■ EXERCISE PROMPT ■
Count how many lines of the listing contain "data", then give that number and nothing more.

[EXERCISE MATERIALS]

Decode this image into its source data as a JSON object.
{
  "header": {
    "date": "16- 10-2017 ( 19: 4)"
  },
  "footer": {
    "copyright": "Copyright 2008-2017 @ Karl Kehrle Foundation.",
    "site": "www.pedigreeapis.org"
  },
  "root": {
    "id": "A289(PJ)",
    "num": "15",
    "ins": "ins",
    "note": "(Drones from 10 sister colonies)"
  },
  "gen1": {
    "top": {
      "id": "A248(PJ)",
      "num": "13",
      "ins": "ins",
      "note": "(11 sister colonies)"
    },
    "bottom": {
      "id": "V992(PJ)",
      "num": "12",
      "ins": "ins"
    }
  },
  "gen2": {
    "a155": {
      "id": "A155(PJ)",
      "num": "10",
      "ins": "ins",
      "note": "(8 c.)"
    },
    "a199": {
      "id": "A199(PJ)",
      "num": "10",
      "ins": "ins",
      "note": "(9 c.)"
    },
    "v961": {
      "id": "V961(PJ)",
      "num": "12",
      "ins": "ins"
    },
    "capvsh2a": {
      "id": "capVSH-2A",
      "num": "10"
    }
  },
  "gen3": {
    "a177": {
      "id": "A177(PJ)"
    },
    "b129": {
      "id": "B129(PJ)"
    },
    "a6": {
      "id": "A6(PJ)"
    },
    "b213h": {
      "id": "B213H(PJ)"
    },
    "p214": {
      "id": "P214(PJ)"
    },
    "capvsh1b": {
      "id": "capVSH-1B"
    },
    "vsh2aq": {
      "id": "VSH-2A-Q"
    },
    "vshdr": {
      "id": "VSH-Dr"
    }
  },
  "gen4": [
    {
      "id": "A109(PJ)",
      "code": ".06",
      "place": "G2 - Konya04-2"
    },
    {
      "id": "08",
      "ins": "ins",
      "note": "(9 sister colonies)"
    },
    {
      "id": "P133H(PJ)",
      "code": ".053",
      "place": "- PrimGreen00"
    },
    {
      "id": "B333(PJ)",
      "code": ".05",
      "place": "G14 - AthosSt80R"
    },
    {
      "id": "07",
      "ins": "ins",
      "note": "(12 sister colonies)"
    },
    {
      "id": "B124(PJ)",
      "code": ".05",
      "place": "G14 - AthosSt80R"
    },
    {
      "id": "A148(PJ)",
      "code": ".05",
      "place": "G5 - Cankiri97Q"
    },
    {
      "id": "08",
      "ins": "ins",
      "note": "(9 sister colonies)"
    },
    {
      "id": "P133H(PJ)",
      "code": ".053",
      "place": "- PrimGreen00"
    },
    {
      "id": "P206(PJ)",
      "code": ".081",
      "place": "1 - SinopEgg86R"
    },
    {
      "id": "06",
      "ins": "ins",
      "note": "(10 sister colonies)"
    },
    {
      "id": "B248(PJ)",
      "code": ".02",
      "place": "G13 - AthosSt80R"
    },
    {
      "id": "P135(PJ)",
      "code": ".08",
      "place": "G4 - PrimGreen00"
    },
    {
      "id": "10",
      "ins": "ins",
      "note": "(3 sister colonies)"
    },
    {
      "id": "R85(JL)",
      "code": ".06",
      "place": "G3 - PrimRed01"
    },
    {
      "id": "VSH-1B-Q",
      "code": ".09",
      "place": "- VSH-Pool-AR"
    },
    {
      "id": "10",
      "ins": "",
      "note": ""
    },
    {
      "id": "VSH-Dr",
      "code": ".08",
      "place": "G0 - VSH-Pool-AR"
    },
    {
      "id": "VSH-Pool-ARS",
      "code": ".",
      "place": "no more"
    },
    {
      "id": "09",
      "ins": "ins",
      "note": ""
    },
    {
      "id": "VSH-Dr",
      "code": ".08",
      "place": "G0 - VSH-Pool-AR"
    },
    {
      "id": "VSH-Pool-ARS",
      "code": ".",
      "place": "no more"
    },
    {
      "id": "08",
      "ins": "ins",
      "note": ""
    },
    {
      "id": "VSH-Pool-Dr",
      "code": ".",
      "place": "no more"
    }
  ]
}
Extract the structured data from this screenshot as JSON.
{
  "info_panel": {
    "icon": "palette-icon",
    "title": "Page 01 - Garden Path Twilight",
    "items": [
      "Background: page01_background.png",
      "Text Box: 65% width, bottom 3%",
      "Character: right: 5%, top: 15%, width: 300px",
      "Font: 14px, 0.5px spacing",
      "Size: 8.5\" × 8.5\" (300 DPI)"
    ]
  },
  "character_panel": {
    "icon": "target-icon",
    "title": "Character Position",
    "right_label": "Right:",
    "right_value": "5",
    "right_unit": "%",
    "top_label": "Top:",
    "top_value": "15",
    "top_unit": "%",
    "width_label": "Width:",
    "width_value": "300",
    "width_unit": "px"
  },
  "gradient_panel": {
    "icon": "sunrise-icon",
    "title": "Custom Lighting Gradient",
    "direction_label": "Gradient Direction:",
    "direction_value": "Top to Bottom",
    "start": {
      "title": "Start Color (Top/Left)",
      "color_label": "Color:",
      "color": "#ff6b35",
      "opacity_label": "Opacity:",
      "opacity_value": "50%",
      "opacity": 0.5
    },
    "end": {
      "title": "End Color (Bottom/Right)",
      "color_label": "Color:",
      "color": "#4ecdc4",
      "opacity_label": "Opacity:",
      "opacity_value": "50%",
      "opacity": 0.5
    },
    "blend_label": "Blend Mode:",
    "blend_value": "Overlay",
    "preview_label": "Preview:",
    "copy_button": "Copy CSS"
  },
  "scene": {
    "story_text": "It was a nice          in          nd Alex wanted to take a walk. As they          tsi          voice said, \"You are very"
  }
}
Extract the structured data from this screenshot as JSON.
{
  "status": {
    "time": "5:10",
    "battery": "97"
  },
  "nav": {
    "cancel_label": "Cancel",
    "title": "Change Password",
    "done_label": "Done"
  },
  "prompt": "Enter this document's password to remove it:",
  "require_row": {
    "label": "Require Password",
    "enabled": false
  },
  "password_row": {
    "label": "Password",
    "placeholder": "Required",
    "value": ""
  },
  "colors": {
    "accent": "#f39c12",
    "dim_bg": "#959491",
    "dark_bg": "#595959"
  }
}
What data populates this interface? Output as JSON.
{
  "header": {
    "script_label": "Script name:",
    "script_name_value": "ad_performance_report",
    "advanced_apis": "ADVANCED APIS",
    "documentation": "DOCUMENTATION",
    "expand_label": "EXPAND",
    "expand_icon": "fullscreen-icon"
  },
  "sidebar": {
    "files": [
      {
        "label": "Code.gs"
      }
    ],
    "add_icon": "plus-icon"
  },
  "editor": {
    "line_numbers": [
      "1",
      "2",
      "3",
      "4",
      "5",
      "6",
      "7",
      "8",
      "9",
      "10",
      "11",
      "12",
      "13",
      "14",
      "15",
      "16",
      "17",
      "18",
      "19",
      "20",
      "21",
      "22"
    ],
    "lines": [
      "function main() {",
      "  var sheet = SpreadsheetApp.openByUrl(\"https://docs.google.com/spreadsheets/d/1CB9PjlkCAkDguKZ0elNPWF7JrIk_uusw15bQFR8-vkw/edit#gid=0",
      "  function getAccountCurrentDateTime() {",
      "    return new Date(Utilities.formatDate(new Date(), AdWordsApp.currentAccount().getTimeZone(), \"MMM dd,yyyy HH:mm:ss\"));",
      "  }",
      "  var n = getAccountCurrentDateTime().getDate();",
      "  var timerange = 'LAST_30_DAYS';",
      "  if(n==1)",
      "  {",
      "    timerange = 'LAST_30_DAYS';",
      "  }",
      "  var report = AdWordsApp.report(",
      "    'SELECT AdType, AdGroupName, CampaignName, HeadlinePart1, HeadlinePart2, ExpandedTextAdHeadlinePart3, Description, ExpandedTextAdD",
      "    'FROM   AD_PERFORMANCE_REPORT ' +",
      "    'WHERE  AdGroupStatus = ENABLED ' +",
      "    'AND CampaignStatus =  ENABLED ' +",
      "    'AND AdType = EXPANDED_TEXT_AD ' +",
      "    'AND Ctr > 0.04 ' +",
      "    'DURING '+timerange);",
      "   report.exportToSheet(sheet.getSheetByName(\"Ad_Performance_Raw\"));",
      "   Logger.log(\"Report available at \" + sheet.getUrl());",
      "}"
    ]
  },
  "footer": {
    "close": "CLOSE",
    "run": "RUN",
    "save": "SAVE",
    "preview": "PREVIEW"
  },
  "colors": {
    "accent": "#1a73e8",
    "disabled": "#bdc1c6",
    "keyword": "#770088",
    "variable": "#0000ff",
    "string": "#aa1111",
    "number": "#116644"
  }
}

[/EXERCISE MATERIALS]

■ THE ANSWER ■
4